Problem statement:
Among the entries below, find the lines holding "date" and copy them.

── Information ──

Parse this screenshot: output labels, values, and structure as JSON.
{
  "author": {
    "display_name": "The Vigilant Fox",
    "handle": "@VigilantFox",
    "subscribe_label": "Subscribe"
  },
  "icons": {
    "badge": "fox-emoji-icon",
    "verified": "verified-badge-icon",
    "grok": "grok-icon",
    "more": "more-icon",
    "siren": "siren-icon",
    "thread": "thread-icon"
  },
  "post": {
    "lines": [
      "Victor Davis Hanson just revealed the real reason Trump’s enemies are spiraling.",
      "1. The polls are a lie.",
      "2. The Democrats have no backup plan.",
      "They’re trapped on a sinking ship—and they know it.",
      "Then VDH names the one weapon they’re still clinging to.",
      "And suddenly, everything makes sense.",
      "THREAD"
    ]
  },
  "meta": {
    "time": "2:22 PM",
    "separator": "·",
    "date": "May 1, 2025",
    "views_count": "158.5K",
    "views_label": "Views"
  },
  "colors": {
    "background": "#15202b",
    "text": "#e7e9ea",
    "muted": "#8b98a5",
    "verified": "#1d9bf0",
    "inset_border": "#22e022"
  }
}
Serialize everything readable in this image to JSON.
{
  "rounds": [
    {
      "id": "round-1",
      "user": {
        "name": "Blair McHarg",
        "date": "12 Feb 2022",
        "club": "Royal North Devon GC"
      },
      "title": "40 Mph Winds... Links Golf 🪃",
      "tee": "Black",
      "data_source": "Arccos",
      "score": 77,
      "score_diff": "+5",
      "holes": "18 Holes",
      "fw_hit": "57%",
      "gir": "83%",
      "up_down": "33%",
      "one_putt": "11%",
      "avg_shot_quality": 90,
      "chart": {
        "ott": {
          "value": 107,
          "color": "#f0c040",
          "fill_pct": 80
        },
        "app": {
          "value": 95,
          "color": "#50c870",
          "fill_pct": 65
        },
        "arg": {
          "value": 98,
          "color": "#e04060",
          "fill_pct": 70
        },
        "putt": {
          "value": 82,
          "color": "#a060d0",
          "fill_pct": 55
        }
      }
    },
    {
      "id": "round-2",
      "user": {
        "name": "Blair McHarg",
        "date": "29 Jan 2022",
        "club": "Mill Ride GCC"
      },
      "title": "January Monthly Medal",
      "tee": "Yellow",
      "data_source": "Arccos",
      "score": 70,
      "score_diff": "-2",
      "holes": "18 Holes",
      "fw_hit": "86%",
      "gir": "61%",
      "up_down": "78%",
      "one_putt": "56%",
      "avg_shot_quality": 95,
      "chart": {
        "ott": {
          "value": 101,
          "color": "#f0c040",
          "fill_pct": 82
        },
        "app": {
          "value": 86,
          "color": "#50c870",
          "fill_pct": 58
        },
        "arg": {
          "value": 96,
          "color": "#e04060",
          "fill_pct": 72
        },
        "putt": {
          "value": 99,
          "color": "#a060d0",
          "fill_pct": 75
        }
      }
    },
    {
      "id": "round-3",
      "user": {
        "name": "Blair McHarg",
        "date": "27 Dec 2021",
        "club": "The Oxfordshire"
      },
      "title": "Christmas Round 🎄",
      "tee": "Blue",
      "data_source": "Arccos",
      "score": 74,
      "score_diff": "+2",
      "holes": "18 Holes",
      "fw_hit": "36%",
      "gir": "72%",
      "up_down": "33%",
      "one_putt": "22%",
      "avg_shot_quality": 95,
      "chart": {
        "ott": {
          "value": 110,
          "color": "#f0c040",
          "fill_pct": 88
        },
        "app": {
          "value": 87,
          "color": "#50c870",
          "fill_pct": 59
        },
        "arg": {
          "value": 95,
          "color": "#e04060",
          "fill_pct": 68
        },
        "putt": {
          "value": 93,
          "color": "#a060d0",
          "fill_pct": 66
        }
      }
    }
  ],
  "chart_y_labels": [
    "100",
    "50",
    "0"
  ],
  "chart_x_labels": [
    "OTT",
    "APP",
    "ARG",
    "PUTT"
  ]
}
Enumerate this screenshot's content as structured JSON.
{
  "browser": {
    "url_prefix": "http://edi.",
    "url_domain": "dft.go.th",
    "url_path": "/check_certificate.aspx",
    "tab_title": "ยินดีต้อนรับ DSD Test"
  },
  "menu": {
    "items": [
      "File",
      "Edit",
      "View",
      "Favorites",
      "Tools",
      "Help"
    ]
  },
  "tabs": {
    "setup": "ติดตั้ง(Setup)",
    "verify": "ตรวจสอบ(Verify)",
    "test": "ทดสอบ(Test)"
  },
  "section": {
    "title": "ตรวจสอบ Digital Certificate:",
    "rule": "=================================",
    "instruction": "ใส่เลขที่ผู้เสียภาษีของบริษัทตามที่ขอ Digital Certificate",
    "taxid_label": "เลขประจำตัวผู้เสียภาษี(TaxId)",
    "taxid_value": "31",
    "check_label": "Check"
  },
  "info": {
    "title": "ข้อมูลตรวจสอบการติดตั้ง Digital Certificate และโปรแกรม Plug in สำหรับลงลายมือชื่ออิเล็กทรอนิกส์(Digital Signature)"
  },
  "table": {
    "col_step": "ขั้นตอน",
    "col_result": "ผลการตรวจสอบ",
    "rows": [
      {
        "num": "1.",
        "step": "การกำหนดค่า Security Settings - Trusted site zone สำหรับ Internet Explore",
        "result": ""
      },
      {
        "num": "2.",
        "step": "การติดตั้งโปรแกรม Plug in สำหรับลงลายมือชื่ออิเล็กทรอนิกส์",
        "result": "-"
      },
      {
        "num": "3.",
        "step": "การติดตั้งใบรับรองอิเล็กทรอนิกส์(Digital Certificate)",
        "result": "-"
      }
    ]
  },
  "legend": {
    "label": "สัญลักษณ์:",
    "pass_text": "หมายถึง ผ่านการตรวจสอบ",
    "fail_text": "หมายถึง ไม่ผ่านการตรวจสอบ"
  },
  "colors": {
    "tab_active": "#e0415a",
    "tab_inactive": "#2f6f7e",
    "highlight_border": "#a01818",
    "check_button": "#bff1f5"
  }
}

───

Reply:
    "date": "May 1, 2025",
        "date": "12 Feb 2022",
        "date": "29 Jan 2022",
        "date": "27 Dec 2021",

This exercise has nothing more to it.